As such, the Netherlands, which has allowed women in all positions since the eighties, wasn’t actually all that late, Bootsma emphasises. ‘This was possibly due to the fact that the Netherlands has a pretty progressive army: men were allowed to have long hair, for instance.’ That attitude would have positively influenced the position of women in the armed forces.

A male air traffic controller and a corporal-Luva at the control tower at Deelen Air Base (1966). Source: Netherlands Institute of Military History collection.

But Bootsma disputes that assertion. ‘The idea to allow women into combat positions was pretty sudden. They made the decision over the course of a few months; before that, they considered keeping them all off limits. But the administrators wanted the politicians off their back.’


Bootsma says making positions available to women was mainly a decision on paper. Sometimes, women were openly refused, almost immediately after applying for a position, but other times, it was more subtle. ‘In the Army, women couldn’t pass the fitness tests. Women who were only 1.6 metres tall had to climb two-metre-high walls without help. You have to wonder if that was fair.’

The tests for practical and technical insights were biased, as well. ‘They are questions people should be able to answer without having to study for them. But the tests also included questions on what car engines looked like, when back then, barely any women actually drove. Men simply had a better chance of knowing things like that.’

These disadvantages also manifested in women’s housing during their service; they were sometimes placed in buildings far away from meeting points, which meant they couldn’t hear the calls to gather. It also manifested in clothing. ‘The clothes wouldn’t always fit women. The bulletproof vests would chafe, because they were made for men.’

Although it wasn’t just the women who were uncomfortable in the vests. ‘Smaller men also had trouble with them. But when the top brass realised men were leaving the service over this, they suddenly took measures to change that.’ 

She says gender history is full of painful instances. ‘Some women I talked to or read about in sources were enthusiastic and ambitious, but their careers were unjustly restricted. That’s lamentable.’

Prince Bernhard visits the Schefferkamp as Inspector General of the Royal Army. On the left, Captain Milva A.M.Th. Wind (1968). Source: Netherlands Institute of Military History Collection.

Same discussion

Other fields, such as police and the fire brigade, struggle with the same issues surrounding the integration of women. ‘They were having the same discussion, although things at the regular and military police departments were happening a little more quickly’, says Bootsma. They need female officers to search women, for instance, or to talk to people affected by sexual violence. ‘That made the integration a little easier.’

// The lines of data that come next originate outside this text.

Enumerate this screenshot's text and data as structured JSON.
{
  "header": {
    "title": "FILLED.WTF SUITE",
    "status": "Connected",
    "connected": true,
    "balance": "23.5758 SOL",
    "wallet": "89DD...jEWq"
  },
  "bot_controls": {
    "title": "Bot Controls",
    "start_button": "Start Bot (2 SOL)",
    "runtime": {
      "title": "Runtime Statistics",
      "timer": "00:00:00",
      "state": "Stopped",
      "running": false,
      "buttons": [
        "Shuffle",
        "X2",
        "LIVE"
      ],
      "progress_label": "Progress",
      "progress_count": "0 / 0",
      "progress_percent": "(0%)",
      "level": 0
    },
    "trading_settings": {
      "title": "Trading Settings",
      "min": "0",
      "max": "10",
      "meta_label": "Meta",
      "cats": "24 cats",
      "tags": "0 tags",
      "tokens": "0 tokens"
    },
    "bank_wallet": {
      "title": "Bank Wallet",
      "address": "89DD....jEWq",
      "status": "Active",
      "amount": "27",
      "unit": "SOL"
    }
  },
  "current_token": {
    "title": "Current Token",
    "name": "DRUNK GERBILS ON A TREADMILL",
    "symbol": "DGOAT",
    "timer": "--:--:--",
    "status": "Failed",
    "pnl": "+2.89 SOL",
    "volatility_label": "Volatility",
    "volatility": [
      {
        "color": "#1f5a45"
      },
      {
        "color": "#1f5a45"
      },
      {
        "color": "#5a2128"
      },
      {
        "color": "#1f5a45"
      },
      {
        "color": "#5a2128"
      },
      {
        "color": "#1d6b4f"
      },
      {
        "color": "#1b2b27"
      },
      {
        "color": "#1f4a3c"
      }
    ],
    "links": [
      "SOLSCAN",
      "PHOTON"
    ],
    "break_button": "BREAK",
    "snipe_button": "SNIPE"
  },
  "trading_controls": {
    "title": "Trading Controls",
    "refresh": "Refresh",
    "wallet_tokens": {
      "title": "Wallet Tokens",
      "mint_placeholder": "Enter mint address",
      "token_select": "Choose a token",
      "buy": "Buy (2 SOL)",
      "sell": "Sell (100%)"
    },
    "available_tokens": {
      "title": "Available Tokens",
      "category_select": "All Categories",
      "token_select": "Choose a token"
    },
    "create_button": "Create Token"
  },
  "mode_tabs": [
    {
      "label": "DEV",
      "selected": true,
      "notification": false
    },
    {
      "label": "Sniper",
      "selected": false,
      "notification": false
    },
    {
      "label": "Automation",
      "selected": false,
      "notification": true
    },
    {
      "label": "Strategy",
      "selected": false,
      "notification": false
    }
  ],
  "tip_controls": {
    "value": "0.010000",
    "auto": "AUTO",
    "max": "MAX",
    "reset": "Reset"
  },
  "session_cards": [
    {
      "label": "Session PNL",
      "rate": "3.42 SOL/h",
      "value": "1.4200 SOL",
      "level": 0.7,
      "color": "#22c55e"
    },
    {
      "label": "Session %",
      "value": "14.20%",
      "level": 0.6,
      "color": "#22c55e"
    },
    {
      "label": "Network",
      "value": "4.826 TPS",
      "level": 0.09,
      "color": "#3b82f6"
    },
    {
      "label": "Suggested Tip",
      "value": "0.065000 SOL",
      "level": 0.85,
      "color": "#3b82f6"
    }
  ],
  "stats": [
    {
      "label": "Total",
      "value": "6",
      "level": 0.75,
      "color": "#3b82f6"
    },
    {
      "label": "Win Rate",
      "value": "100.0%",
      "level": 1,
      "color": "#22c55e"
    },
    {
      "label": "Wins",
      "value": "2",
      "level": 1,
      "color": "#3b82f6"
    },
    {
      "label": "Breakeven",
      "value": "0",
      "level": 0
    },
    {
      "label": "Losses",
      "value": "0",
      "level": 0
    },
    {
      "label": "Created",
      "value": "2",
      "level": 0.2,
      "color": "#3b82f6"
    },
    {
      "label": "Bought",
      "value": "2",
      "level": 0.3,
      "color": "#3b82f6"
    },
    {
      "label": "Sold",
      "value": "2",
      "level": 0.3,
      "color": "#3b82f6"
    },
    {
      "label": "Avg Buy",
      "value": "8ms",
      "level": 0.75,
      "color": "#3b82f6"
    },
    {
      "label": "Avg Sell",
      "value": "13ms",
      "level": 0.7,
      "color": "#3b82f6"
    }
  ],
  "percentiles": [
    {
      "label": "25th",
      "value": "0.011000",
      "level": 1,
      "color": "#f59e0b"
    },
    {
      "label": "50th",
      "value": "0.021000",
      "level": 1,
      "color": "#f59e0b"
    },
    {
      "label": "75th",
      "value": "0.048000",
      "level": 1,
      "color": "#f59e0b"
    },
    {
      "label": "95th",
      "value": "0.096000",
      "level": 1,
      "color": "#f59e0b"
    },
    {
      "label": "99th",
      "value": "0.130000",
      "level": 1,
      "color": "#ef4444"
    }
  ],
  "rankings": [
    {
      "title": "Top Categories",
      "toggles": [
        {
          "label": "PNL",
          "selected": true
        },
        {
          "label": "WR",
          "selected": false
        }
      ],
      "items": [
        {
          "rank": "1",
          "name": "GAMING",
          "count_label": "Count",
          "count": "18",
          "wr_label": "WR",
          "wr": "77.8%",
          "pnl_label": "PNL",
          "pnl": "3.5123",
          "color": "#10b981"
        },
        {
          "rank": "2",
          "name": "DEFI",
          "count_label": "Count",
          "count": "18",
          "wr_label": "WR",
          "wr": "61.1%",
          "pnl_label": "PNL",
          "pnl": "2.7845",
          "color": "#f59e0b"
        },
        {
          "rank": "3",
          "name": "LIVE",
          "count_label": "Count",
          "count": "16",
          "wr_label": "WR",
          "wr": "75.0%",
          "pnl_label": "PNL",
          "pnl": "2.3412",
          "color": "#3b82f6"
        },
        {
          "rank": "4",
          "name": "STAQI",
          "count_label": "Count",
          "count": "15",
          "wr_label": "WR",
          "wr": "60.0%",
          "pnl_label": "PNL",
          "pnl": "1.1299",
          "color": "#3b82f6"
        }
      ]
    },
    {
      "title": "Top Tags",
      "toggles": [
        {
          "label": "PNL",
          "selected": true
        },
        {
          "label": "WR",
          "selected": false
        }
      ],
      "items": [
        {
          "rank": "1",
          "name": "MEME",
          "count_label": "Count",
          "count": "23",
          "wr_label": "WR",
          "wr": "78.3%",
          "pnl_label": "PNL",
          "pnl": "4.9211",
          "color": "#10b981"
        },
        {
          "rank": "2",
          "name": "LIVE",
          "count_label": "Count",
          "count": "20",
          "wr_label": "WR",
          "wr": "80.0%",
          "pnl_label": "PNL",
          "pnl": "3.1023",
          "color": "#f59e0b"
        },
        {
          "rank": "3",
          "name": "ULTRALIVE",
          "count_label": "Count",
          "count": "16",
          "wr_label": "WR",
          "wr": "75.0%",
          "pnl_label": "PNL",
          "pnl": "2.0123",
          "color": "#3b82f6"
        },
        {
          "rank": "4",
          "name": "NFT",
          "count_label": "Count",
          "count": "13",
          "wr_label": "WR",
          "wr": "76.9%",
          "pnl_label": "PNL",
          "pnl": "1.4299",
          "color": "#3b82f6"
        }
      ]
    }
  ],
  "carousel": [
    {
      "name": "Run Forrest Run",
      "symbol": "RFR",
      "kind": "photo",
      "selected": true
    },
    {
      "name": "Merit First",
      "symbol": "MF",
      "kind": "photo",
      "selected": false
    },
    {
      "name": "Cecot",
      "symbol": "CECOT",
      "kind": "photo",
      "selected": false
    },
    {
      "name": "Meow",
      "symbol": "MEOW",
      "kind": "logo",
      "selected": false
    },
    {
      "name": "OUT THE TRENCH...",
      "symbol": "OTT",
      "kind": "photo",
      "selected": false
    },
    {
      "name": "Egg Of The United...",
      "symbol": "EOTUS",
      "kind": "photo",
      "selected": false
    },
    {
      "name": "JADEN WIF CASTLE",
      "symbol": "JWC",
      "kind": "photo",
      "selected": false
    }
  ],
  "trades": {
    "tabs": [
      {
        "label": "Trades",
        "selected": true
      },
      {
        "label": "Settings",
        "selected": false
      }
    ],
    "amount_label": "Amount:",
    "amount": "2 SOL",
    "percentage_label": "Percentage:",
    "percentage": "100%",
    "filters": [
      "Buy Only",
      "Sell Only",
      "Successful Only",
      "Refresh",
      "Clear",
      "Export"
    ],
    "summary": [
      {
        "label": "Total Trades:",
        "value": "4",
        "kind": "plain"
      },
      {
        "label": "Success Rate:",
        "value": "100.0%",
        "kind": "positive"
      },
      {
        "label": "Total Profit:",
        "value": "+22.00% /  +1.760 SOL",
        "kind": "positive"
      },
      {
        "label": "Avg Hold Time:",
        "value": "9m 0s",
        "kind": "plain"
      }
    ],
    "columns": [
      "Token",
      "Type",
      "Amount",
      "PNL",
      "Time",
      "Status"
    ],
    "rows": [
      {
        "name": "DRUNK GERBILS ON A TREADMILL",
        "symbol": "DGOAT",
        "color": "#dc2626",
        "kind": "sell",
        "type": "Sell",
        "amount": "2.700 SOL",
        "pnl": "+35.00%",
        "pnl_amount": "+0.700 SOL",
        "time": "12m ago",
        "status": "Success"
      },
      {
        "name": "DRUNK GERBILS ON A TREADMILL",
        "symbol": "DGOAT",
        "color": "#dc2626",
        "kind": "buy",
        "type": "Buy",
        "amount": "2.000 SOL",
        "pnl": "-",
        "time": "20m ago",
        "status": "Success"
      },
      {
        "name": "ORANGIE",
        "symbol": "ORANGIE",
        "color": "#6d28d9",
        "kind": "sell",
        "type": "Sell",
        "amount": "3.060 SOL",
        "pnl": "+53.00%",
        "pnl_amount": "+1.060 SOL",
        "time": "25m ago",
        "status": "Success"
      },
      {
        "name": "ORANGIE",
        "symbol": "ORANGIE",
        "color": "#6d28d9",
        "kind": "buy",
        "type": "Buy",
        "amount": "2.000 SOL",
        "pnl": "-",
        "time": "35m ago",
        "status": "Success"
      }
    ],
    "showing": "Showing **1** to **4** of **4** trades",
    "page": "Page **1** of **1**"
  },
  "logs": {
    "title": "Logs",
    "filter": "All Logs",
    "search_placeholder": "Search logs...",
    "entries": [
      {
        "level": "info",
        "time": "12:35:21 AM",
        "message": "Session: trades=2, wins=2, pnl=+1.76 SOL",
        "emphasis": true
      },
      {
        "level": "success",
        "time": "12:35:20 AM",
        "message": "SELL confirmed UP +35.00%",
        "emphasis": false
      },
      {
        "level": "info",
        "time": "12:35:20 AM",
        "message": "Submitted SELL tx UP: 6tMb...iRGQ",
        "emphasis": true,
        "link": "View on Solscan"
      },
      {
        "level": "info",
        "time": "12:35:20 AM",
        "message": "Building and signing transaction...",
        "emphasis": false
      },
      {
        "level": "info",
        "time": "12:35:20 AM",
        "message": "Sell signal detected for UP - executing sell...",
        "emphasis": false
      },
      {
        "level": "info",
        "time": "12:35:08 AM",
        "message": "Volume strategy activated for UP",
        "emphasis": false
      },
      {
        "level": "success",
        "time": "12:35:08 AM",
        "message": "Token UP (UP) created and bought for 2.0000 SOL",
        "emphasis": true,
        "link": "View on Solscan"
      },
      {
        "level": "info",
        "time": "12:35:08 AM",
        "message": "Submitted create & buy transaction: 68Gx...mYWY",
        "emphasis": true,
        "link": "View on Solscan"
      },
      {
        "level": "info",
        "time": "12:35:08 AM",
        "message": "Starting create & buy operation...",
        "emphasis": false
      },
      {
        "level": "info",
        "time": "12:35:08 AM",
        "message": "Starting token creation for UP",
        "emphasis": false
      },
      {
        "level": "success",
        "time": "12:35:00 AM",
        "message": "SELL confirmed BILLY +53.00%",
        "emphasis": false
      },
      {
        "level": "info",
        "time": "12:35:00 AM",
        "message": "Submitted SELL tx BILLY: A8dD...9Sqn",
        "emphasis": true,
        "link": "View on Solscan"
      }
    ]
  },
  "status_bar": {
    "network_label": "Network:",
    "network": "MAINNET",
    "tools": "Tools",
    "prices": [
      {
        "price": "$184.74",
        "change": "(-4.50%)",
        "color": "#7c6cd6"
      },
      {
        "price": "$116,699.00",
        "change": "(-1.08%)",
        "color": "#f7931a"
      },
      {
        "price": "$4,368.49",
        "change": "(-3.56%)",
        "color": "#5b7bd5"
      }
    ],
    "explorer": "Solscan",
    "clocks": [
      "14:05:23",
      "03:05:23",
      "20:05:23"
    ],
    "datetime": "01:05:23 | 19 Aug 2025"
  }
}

Physical differences are still heavily emphasised

But integration is still in process at the armed forces. Women weren’t allowed on submarines until 2020. Before that, privacy concerns were cited as a reason to ban them.

Other things have changed in women’s positions as well, she says. ‘Things that they would have considered impossible in the sixties, such as female pilots, boat captains, or tank drivers, are now commonplace. In the eighties, women were back on the assault course just six weeks after giving birth. But they don’t do that anymore.’

Still different

The Defence department has also set up more campaigns to recruit women. ‘That’s in part a pragmatic solution’, says Bootsma. ‘There are so many positions available that they can’t afford to ban women.’

However, the debate about women’s suitability hasn’t changed very much. ‘There are still a lot of parallels with the sixties. Men are treated like the standard and women are the outliers. Physical differences are still heavily emphasised. It’s basically the same problems as back then.’

She thinks it will be difficult to fully integrate women into the Defence department. ‘Many people think the division of men and women should be equal, but I don’t quite agree. If you give people an honest chance and the same opportunities, the exact distribution doesn’t really matter. But if you keep dividing people, you’ve only got yourself to blame.’